According to him, Nigeria has 100 per cent competent manpower but suffers a deficit in terms of medical equipment.
“We have the best doctors everywhere in the world, if we have this equipment here, they will be encouraged to come home. If we deal with corruption we will get every sector right,’’ he said.
Ukachukwu said that Primus, which commenced operations in 2011, had the mandate to make medical care more accessible and affordable to Nigerians.
“Primus started its services on April 1, 2011. Considering the backwardness of the medical industry in this country, some foreign partners decided to invest in the sector.
“Services that were expected were secondary and tertiary and since 2011, the hospital has been on its feet working towards improved service delivery.
“From then till now, we have done so many spine surgeries, brain surgeries, knee replacement, and many others.
“So many cases that Nigerians travel abroad to handle, Primus Hospital is delivering those services here.
“We have one of the best Neuro Spine Surgeon with 25 years of experience. We have one of the best Ear Nose and Throat (ENT) doctor.

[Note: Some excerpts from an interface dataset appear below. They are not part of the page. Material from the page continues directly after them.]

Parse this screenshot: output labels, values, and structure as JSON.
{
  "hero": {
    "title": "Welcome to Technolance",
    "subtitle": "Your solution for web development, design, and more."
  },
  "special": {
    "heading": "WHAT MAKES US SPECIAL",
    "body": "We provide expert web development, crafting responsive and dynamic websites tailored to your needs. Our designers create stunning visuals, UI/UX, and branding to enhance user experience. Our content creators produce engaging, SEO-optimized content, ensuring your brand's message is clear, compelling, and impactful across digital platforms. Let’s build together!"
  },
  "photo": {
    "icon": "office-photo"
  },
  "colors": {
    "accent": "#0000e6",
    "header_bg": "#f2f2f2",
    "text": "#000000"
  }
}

“We have all it takes to make our health sector one of the best in the world, but we need to change our orientation, we need to re-arrange our mindsets and try to believe in us as Nigerians.
“The fact remains that most of the patients that go out for medical tourism are being referred abroad by Nigerian doctors. That means that those doctors do not believe in Nigeria,’’ Ukachukwu said.
He said that Primus Hospital’s Neuro Spine Surgeons had redone some surgeries that were carried out in India.
“That tells you that we are still better than them. If we believe in us, there are places we can go in this country and get first-class medical attention,’’ he said.
Dr. Tony Momoh, Medical Superintendent of the hospital, who was also at the forum, said that most Nigerians who traveled overseas on medical tourism did not need to do so.
Momoh said advised government to carry out a proper assessment of patients before granting them approval to travel for medical care.
“Most of the people who go outside for medical attention have no business going there.
“It is due to the insincerity of medical practitioners, and until the government carries out a proper assessment of patients before visas are given out, our hard-earned foreign exchange will continue to be spent unnecessarily.
“ Most of those people are not going for medical treatment. They go for tourism, to go and buy gold and some other things, some of them go to do other vices outside the country,’’ he said.
Momoh, however, said that services of the hospital were accessible and qualitative.
“Our services are good and affordable. Our services are more affordable than any center that renders similar services here in Abuja.
“We have on-time delivery of services, and we revisit our patients through text messages and e-mails to find out how they are faring, and we have spread our tentacles across Nigeria,’’ he said.